The Detailers at your local wash-up shop, or dealer
If you go for a top-line detailing treatment, your car gets professionally cleaned, indoors, where everything melts off, and experts can take their time on the job without freezing. Special waxes and sealants can be applied, which are an especially good idea to help seal and protect the paint on your new car while its brand spanking new. A trip to the detailers is like taking your car to the spa, and is even better if your ride can be left inside overnight to thaw out and un-freeze.
Detail shops are among the priciest options for cleaning your ride, and you may be without a car for anywhere from an hour to a day, depending on the package you opt for. Note that some shops have a “while you wait” service that gives your ride a thorough clean in short order while you chug back free coffee and look at cat videos on the free wifi in the lobby.
If you’re treating your ride to a full detail experience once or twice this winter, consider having it done at the dealer. This can offer added convenience, as your ride can also get its oil change or tune-up while it’s in the shop, have tire pressures checked and adjusted, and the like.

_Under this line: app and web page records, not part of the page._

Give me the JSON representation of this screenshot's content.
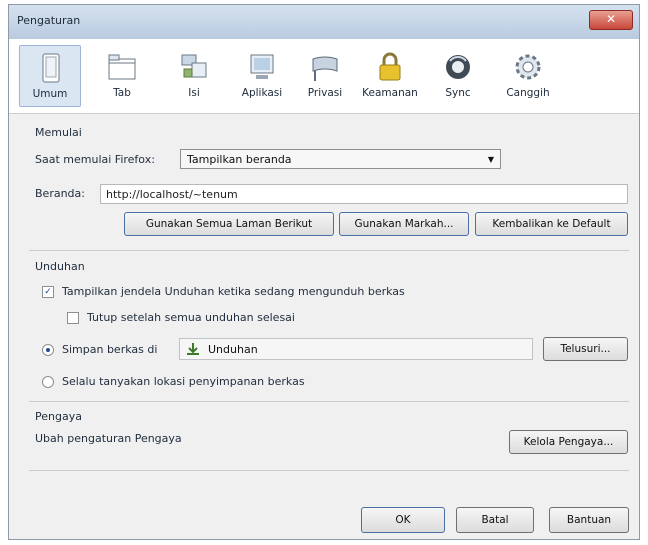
{
  "window": {
    "title": "Pengaturan",
    "close_label": "✕"
  },
  "toolbar": {
    "items": [
      {
        "label": "Umum",
        "icon": "general-icon"
      },
      {
        "label": "Tab",
        "icon": "tabs-icon"
      },
      {
        "label": "Isi",
        "icon": "content-icon"
      },
      {
        "label": "Aplikasi",
        "icon": "applications-icon"
      },
      {
        "label": "Privasi",
        "icon": "privacy-icon"
      },
      {
        "label": "Keamanan",
        "icon": "lock-icon"
      },
      {
        "label": "Sync",
        "icon": "sync-icon"
      },
      {
        "label": "Canggih",
        "icon": "gear-icon"
      }
    ],
    "active_index": 0
  },
  "startup": {
    "section_title": "Memulai",
    "start_label": "Saat memulai Firefox:",
    "start_value": "Tampilkan beranda",
    "home_label": "Beranda:",
    "home_value": "http://localhost/~tenum",
    "btn_current": "Gunakan Semua Laman Berikut",
    "btn_bookmark": "Gunakan Markah...",
    "btn_default": "Kembalikan ke Default"
  },
  "downloads": {
    "section_title": "Unduhan",
    "show_window": "Tampilkan jendela Unduhan ketika sedang mengunduh berkas",
    "close_when_done": "Tutup setelah semua unduhan selesai",
    "save_to_label": "Simpan berkas di",
    "save_to_folder": "Unduhan",
    "browse_button": "Telusuri...",
    "always_ask": "Selalu tanyakan lokasi penyimpanan berkas"
  },
  "addons": {
    "section_title": "Pengaya",
    "description": "Ubah pengaturan Pengaya",
    "manage_button": "Kelola Pengaya..."
  },
  "footer": {
    "ok": "OK",
    "cancel": "Batal",
    "help": "Bantuan"
  }
}
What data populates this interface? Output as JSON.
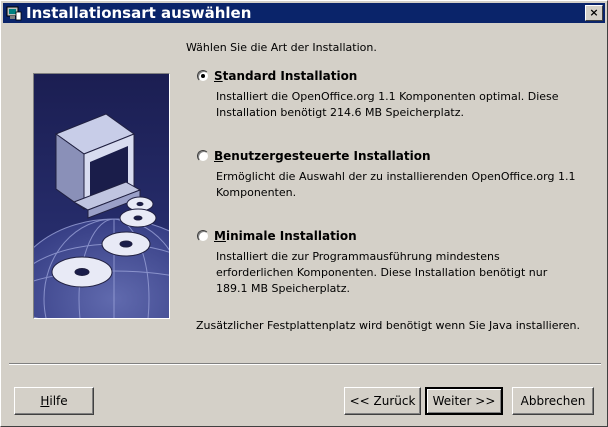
{
  "window": {
    "title": "Installationsart auswählen",
    "close_glyph": "×"
  },
  "intro": "Wählen Sie die Art der Installation.",
  "options": [
    {
      "title_first": "S",
      "title_rest": "tandard Installation",
      "selected": true,
      "desc": [
        "Installiert die OpenOffice.org 1.1 Komponenten optimal. Diese",
        "Installation benötigt 214.6 MB Speicherplatz."
      ]
    },
    {
      "title_first": "B",
      "title_rest": "enutzergesteuerte Installation",
      "selected": false,
      "desc": [
        "Ermöglicht die Auswahl der zu installierenden OpenOffice.org 1.1",
        "Komponenten."
      ]
    },
    {
      "title_first": "M",
      "title_rest": "inimale Installation",
      "selected": false,
      "desc": [
        "Installiert die zur Programmausführung mindestens",
        "erforderlichen Komponenten. Diese Installation benötigt nur",
        "189.1 MB Speicherplatz."
      ]
    }
  ],
  "footer_note": "Zusätzlicher Festplattenplatz wird benötigt wenn Sie Java installieren.",
  "buttons": {
    "help_first": "H",
    "help_rest": "ilfe",
    "back": "<< Zurück",
    "next": "Weiter >>",
    "cancel": "Abbrechen"
  },
  "colors": {
    "titlebar": "#0a246a",
    "dialog": "#d4d0c8",
    "image_bg": "#1a1d4a"
  }
}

Winter accessories, if required, can be added to your ride easily, too.
Latest posts by Justin Pritchard (see all)
- Direct Injection and Valve Gunk: Is There a Relationship? - May 15, 2017
- Depreciation Appreciation: 2010-2014 BMW X6 M - May 11, 2017
- Illustrated Guide to Car Batteries – Of All Types - May 4, 2017